[Dataset rows describing interfaces]

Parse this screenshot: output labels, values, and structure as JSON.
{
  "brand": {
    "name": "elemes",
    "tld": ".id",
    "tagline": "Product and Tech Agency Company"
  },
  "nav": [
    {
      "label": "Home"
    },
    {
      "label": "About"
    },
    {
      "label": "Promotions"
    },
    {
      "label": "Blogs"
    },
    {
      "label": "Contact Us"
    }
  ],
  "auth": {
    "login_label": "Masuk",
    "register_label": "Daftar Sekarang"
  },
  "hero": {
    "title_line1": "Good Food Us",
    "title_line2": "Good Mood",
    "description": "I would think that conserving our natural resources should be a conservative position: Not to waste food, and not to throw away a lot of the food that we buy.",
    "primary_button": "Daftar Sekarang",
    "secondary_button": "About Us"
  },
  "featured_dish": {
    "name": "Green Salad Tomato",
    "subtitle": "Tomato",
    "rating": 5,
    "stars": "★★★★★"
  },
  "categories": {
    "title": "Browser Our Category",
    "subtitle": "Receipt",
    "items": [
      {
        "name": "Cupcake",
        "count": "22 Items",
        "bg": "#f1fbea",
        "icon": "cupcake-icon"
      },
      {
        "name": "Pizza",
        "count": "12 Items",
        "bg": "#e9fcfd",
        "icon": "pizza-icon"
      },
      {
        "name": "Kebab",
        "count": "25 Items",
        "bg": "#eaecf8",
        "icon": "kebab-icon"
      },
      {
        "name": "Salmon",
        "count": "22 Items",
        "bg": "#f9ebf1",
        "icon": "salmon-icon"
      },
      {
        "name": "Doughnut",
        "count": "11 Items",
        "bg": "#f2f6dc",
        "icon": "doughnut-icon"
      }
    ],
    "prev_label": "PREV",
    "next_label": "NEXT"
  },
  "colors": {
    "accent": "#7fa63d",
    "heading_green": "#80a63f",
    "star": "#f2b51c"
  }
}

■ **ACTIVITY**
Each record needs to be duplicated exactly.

■ **FINISHED EXERCISE**
Parse this screenshot: output labels, values, and structure as JSON.
{
  "brand": {
    "name": "elemes",
    "tld": ".id",
    "tagline": "Product and Tech Agency Company"
  },
  "nav": [
    {
      "label": "Home"
    },
    {
      "label": "About"
    },
    {
      "label": "Promotions"
    },
    {
      "label": "Blogs"
    },
    {
      "label": "Contact Us"
    }
  ],
  "auth": {
    "login_label": "Masuk",
    "register_label": "Daftar Sekarang"
  },
  "hero": {
    "title_line1": "Good Food Us",
    "title_line2": "Good Mood",
    "description": "I would think that conserving our natural resources should be a conservative position: Not to waste food, and not to throw away a lot of the food that we buy.",
    "primary_button": "Daftar Sekarang",
    "secondary_button": "About Us"
  },
  "featured_dish": {
    "name": "Green Salad Tomato",
    "subtitle": "Tomato",
    "rating": 5,
    "stars": "★★★★★"
  },
  "categories": {
    "title": "Browser Our Category",
    "subtitle": "Receipt",
    "items": [
      {
        "name": "Cupcake",
        "count": "22 Items",
        "bg": "#f1fbea",
        "icon": "cupcake-icon"
      },
      {
        "name": "Pizza",
        "count": "12 Items",
        "bg": "#e9fcfd",
        "icon": "pizza-icon"
      },
      {
        "name": "Kebab",
        "count": "25 Items",
        "bg": "#eaecf8",
        "icon": "kebab-icon"
      },
      {
        "name": "Salmon",
        "count": "22 Items",
        "bg": "#f9ebf1",
        "icon": "salmon-icon"
      },
      {
        "name": "Doughnut",
        "count": "11 Items",
        "bg": "#f2f6dc",
        "icon": "doughnut-icon"
      }
    ],
    "prev_label": "PREV",
    "next_label": "NEXT"
  },
  "colors": {
    "accent": "#7fa63d",
    "heading_green": "#80a63f",
    "star": "#f2b51c"
  }
}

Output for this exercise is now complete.